-- RECORDS follows --

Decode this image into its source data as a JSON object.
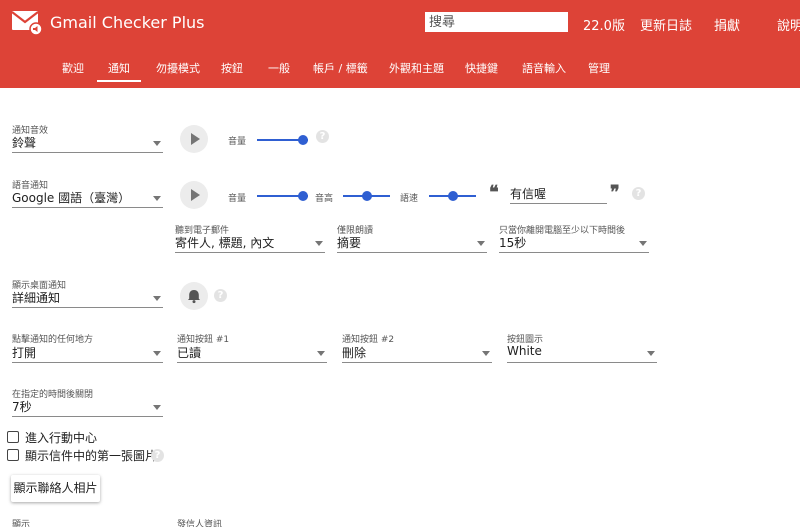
{
  "header": {
    "app_title": "Gmail Checker Plus",
    "search_placeholder": "搜尋",
    "version": "22.0版",
    "changelog": "更新日誌",
    "donate": "捐獻",
    "help": "說明",
    "bg_color": "#DD4337"
  },
  "tabs": [
    "歡迎",
    "通知",
    "勿擾模式",
    "按鈕",
    "一般",
    "帳戶 / 標籤",
    "外觀和主題",
    "快捷鍵",
    "語音輸入",
    "管理"
  ],
  "active_tab": "通知",
  "form": {
    "sound": {
      "label": "通知音效",
      "value": "鈴聲",
      "volume_label": "音量",
      "volume": 1.0
    },
    "voice": {
      "label": "語音通知",
      "value": "Google 國語（臺灣）",
      "volume_label": "音量",
      "volume": 1.0,
      "pitch_label": "音高",
      "pitch": 0.5,
      "rate_label": "語速",
      "rate": 0.5,
      "phrase": "有信喔",
      "open_quote": "❝",
      "close_quote": "❞"
    },
    "read_email": {
      "label": "聽到電子郵件",
      "value": "寄件人, 標題, 內文"
    },
    "read_only": {
      "label": "僅限朗讀",
      "value": "摘要"
    },
    "idle": {
      "label": "只當你離開電腦至少以下時間後",
      "value": "15秒"
    },
    "desktop": {
      "label": "顯示桌面通知",
      "value": "詳細通知"
    },
    "click_anywhere": {
      "label": "點擊通知的任何地方",
      "value": "打開"
    },
    "button1": {
      "label": "通知按鈕 #1",
      "value": "已讀"
    },
    "button2": {
      "label": "通知按鈕 #2",
      "value": "刪除"
    },
    "button_display": {
      "label": "按鈕圖示",
      "value": "White"
    },
    "auto_close": {
      "label": "在指定的時間後關閉",
      "value": "7秒"
    },
    "checkbox_action_center": "進入行動中心",
    "checkbox_first_image": "顯示信件中的第一張圖片",
    "contact_photos_button": "顯示聯絡人相片",
    "bottom_label_1": "顯示",
    "bottom_label_2": "發信人資訊"
  },
  "help_glyph": "?",
  "accent_color": "#2F5FD2"
}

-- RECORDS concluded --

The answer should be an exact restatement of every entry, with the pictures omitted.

Decode this image into its source data as a JSON object.
{
  "header": {
    "app_title": "Gmail Checker Plus",
    "search_placeholder": "搜尋",
    "version": "22.0版",
    "changelog": "更新日誌",
    "donate": "捐獻",
    "help": "說明",
    "bg_color": "#DD4337"
  },
  "tabs": [
    "歡迎",
    "通知",
    "勿擾模式",
    "按鈕",
    "一般",
    "帳戶 / 標籤",
    "外觀和主題",
    "快捷鍵",
    "語音輸入",
    "管理"
  ],
  "active_tab": "通知",
  "form": {
    "sound": {
      "label": "通知音效",
      "value": "鈴聲",
      "volume_label": "音量",
      "volume": 1.0
    },
    "voice": {
      "label": "語音通知",
      "value": "Google 國語（臺灣）",
      "volume_label": "音量",
      "volume": 1.0,
      "pitch_label": "音高",
      "pitch": 0.5,
      "rate_label": "語速",
      "rate": 0.5,
      "phrase": "有信喔",
      "open_quote": "❝",
      "close_quote": "❞"
    },
    "read_email": {
      "label": "聽到電子郵件",
      "value": "寄件人, 標題, 內文"
    },
    "read_only": {
      "label": "僅限朗讀",
      "value": "摘要"
    },
    "idle": {
      "label": "只當你離開電腦至少以下時間後",
      "value": "15秒"
    },
    "desktop": {
      "label": "顯示桌面通知",
      "value": "詳細通知"
    },
    "click_anywhere": {
      "label": "點擊通知的任何地方",
      "value": "打開"
    },
    "button1": {
      "label": "通知按鈕 #1",
      "value": "已讀"
    },
    "button2": {
      "label": "通知按鈕 #2",
      "value": "刪除"
    },
    "button_display": {
      "label": "按鈕圖示",
      "value": "White"
    },
    "auto_close": {
      "label": "在指定的時間後關閉",
      "value": "7秒"
    },
    "checkbox_action_center": "進入行動中心",
    "checkbox_first_image": "顯示信件中的第一張圖片",
    "contact_photos_button": "顯示聯絡人相片",
    "bottom_label_1": "顯示",
    "bottom_label_2": "發信人資訊"
  },
  "help_glyph": "?",
  "accent_color": "#2F5FD2"
}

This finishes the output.